Normandy Park residents hope their city doesn’t have to leave and annex to another city. They want to stop the current financial crisis. Some think Proposition 1 is the answer but a council member disagrees in this accompanying opinion article.
Statement against N.P. Prop. 1: Normandy Park levy lid lift is small plug in sinking financial ship
By Stacia Jenkins
Normandy Park Councilmember
SPECIAL TO THE HIGHLINE TIMES
(Editor’s Note: A statement supporting Normandy Park’s property tax levy lid lift (Proposition 1) was published in the Oct. 26 print issue. It is also online at www.highlinetimes.com.)
Last summer, the Normandy Park City Council voted 6-1 to put a property tax increase on the November ballot. Mine was the sole dissenting vote, and I appreciate the opportunity by the Highline Times to briefly present my reasons. Limited by space here, I welcome voters to contact me, as many residents have, at email@example.com to learn more.
Like many municipalities throughout the state, the city of Normandy Park is facing a budget crisis – current spending exceeds revenue, and the reserve fund relied upon for a balanced budget over the past five years is nearly depleted. At the projected spending and revenue rates, reserve funds will be entirely gone in three years, and the city will not be able to maintain itself as a municipality. Revenue sources the city has relied upon in the past are not coming back. We are facing a “new normal” of government funding, which poses both a challenge and an opportunity to learn to utilize the resources we have efficiently and thoughtfully.
In April of this year, the Normandy Park City Council was presented with a $1.2 million shortfall for the 2013-2014 budget, based on the city manager’s recommended minimum staffing levels.
To address the problem, the council was given a list of 39 options for potential new revenue, based on a study done in 1998, when the city’s financial peril first became apparent. Clearly outdated, many of these strategies were obsolete, some already enacted, and no combination produced $1.2 million of revenue.
Previous tax increases, through the creation of a stormwater utility in 2004 and a Parks District in 2009, have more than recovered the $1,000,000 annual income lost in 2000 due to state initiatives, but the funds are dedicated to stormwater and parks related expenses, and despite diverting those costs from the general fund, overall expenses have continued to exceed revenue.
Financially, Normandy Park is a sinking ship, but the levy increase is a tissue-paper plug in the hull.

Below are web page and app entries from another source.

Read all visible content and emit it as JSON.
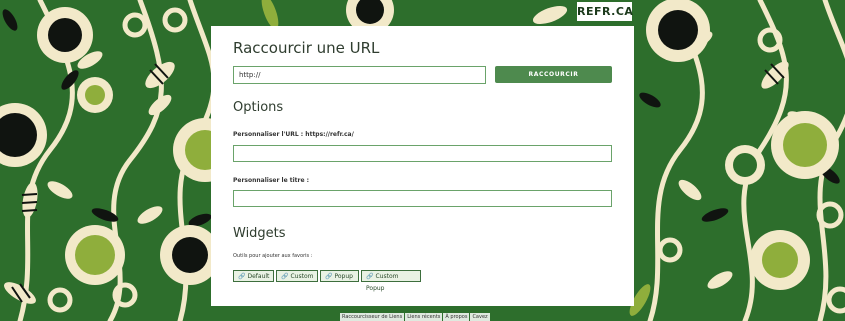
{
  "brand": {
    "logo": "REFR.CA"
  },
  "shorten": {
    "title": "Raccourcir une URL",
    "input_value": "http://",
    "button_label": "RACCOURCIR"
  },
  "options": {
    "title": "Options",
    "custom_url_label": "Personnaliser l'URL : https://refr.ca/",
    "custom_url_value": "",
    "custom_title_label": "Personnaliser le titre :",
    "custom_title_value": ""
  },
  "widgets": {
    "title": "Widgets",
    "description": "Outils pour ajouter aux favoris :",
    "buttons": [
      {
        "label": "Default",
        "icon": "link-icon"
      },
      {
        "label": "Custom",
        "icon": "link-icon"
      },
      {
        "label": "Popup",
        "icon": "link-icon"
      },
      {
        "label": "Custom Popup",
        "icon": "link-icon"
      }
    ]
  },
  "footer": {
    "links": [
      "Raccourcisseur de Liens",
      "Liens récents",
      "À propos",
      "Cavez"
    ]
  },
  "colors": {
    "background_green": "#2d6e2c",
    "accent_green": "#4e8a4e",
    "field_border": "#6aa36a",
    "cream": "#f2e9c9",
    "lime": "#8fae3c"
  }
}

The third tax increase in eight years, this levy increase will generate only about $330,000, not even close to $1.2 million, and that amount is based on current property values.
If property values decline, so will the new revenue, while the city’s staffing needs and expenses stay the same, and even increase over time due to neglected infrastructure and increased personnel costs.
So while the property tax increase provides some breathing room in the next budget cycle, it isn’t enough to restore even minimum staffing, won’t build reserves back up to a healthy level, won’t create the surplus needed for responsible improvements, or keep our city financially solvent. Clearly, much more needs to be done, and it can’t wait another year.
We need to address the root causes, realistically look at how we staff and service a city of 6,500 people, and make the tough decisions and a strategic plan for long-term financial solvency. There are numerous examples of how other cities in our region have reduced costs in recent years, but Normandy Park is lagging far behind in implementing real solutions to a common problem.
Residents shouldn’t be fooled into thinking a yes vote will “save our city.
Another tax increase with a short-term view toward a budget balanced for the next two years will have us in the same exact position later on, as former City Councils have repeatedly done. We can do better than that, and we have to. We can create a system of fiscal governance that will guarantee security for our city, and the improvements needed to maintain Normandy Park well into the future.